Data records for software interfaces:
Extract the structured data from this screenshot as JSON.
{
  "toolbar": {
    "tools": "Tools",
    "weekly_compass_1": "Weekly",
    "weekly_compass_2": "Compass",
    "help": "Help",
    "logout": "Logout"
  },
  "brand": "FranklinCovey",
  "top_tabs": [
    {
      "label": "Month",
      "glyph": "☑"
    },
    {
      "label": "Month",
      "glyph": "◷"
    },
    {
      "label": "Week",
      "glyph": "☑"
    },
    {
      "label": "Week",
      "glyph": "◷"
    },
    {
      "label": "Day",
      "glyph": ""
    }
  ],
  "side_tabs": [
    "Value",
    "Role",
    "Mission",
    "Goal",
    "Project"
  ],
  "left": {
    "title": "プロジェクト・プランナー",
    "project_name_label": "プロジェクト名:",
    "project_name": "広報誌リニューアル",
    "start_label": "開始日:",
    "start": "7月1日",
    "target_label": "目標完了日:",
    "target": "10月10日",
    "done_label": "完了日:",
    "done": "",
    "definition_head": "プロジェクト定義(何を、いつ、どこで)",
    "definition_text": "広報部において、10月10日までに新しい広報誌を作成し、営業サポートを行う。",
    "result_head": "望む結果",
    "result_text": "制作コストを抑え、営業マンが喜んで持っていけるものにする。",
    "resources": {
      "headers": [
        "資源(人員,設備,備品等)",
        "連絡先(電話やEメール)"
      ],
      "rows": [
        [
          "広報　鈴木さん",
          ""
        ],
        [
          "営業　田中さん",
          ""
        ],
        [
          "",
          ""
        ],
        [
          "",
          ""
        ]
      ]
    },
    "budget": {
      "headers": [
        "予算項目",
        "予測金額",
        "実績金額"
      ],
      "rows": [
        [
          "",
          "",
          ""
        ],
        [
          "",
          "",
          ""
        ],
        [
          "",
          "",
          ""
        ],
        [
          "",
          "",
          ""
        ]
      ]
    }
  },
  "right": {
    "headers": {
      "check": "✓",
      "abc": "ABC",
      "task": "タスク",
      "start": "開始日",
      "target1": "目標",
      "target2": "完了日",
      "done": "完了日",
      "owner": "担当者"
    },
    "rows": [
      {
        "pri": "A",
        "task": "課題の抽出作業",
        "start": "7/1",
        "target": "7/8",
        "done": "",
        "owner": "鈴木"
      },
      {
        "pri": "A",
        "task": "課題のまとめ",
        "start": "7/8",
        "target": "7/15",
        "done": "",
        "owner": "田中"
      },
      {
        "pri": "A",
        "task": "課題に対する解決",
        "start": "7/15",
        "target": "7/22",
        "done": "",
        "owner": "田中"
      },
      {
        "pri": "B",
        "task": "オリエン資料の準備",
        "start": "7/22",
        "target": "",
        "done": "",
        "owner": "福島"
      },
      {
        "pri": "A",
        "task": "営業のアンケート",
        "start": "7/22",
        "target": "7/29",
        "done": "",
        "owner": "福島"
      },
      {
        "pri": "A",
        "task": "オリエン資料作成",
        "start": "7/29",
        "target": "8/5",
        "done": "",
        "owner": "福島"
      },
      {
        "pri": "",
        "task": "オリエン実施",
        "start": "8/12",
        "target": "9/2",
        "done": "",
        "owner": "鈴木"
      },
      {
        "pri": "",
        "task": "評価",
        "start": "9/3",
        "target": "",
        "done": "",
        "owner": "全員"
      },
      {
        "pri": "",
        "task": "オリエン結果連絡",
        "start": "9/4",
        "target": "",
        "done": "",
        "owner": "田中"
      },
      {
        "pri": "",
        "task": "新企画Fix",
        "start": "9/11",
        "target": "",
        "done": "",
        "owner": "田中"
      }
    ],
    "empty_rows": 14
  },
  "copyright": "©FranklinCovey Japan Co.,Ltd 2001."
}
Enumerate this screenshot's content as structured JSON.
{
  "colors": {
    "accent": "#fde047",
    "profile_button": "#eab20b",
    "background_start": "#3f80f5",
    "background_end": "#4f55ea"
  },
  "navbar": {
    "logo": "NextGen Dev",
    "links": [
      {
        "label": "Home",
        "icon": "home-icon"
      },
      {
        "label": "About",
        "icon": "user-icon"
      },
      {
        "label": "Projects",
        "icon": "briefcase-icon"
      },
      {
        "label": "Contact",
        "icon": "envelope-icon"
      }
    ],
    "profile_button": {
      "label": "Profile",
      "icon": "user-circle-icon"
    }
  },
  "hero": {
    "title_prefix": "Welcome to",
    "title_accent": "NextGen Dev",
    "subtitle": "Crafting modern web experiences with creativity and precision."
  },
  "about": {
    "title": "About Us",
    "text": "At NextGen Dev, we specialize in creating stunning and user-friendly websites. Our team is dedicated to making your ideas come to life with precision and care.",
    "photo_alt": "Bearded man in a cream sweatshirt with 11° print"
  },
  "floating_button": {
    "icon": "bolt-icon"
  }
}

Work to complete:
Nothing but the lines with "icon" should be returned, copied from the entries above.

Written response:
        "icon": "home-icon"
        "icon": "user-icon"
        "icon": "briefcase-icon"
        "icon": "envelope-icon"
      "icon": "user-circle-icon"
    "icon": "bolt-icon"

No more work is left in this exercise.